There’s a planet and it is very far from here. It is an exoplanet. It is an exoplanet with people, people who look kind of like us, maybe bald and maybe with strange eyes, but certainly they are not giant bugs or anything. They live a nice life, they have cities, but they coexist with their environment nicely, and they have given up their bronze age dogma as a species, so that doesn’t interfere with decision making. They are socialists, and they have a reasonable population, and they milk an animal that is their rough equivalent of a cow or a goat, and they make a very nice cheese with it. They serve that with a small bowl of their rice equivalent with one of their egg equivalents on top, and serve it with a steeped beverage that is their tea equivalent. They have that mid-morning, which we would consider a bit late because their days are longer. And it’s lovely, it’s a lovely meal.
And maybe someone serving that meal is a bit melancholy because her sister and she are not talking, they have had a bit of a spat, it’s over their mother, the mother is ill, she is very old, and generally these creatures are of good health, but we all age. The mother won’t rest, she has her own cow equivalents and goat equivalents and chicken equivalents and garden, which is just a garden, and she wants to tend to them herself. The sisters both agree that isn’t a good idea, but they have different approaches, this sister wants to have a hand come out and help, let the mother keep her pride, but the other sister says, just get rid of all the equivalents, she doesn’t need them any more, we’ll feed her and she’s going to have an accident. Actually, one of us should take her in. Actually, you should take her in.
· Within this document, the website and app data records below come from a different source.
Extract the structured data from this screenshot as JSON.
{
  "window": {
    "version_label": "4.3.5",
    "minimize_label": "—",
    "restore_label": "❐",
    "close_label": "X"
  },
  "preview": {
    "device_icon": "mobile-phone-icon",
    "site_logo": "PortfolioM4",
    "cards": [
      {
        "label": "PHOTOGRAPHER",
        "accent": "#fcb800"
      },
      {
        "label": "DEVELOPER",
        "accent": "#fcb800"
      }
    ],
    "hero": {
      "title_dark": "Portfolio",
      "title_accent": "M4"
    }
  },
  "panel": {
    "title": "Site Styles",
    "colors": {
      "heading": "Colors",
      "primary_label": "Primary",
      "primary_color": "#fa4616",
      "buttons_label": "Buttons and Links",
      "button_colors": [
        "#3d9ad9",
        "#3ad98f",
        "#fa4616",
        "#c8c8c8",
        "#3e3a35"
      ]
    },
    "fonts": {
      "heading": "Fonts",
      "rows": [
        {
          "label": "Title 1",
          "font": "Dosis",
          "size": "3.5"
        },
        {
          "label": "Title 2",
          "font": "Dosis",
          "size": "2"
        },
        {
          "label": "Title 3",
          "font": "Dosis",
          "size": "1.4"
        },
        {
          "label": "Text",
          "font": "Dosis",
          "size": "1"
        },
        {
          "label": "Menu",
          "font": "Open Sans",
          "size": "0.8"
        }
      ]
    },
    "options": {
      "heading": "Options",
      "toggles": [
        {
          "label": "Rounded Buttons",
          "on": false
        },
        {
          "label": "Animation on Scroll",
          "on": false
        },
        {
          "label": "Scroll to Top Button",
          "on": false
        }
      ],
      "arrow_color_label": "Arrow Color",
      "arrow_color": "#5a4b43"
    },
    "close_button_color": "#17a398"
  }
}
And even though they live in peace, and they have plenty of unpoisoned food to eat, and their atmosphere isn’t rising in temperature to a point of uninhabitability, and even though their population is small and relatively enlightened, even though they have enjoyed three centuries of life without war and have devoted themselves to the musical and visual and performative and literary arts, even though all this is true, sometimes it’s hard to count the blessings, sometimes it’s hard to see beyond the power of the problem right in front of you: you, your sister, your dying mother, your suffering equivalent.